DATA EXTRACTS
╔══

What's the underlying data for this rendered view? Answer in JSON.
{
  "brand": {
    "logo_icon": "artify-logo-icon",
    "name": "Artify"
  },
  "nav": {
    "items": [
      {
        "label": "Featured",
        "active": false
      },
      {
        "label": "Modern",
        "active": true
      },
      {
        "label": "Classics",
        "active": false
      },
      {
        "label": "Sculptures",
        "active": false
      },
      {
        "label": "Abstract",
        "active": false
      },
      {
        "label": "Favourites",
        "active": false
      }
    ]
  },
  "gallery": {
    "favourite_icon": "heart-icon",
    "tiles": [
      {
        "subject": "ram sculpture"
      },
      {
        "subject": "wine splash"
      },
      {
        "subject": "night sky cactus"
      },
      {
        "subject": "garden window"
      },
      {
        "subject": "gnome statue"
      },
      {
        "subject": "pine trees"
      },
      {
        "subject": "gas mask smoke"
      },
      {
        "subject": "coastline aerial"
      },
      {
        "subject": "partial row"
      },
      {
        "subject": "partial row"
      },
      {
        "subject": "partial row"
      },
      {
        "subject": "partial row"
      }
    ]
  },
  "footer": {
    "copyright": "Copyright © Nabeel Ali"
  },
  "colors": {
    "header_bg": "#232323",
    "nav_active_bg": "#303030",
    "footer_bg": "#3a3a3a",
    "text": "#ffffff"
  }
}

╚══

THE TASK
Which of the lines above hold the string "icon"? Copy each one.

RESULT OF THIS EXERCISE
    "logo_icon": "artify-logo-icon",
    "favourite_icon": "heart-icon",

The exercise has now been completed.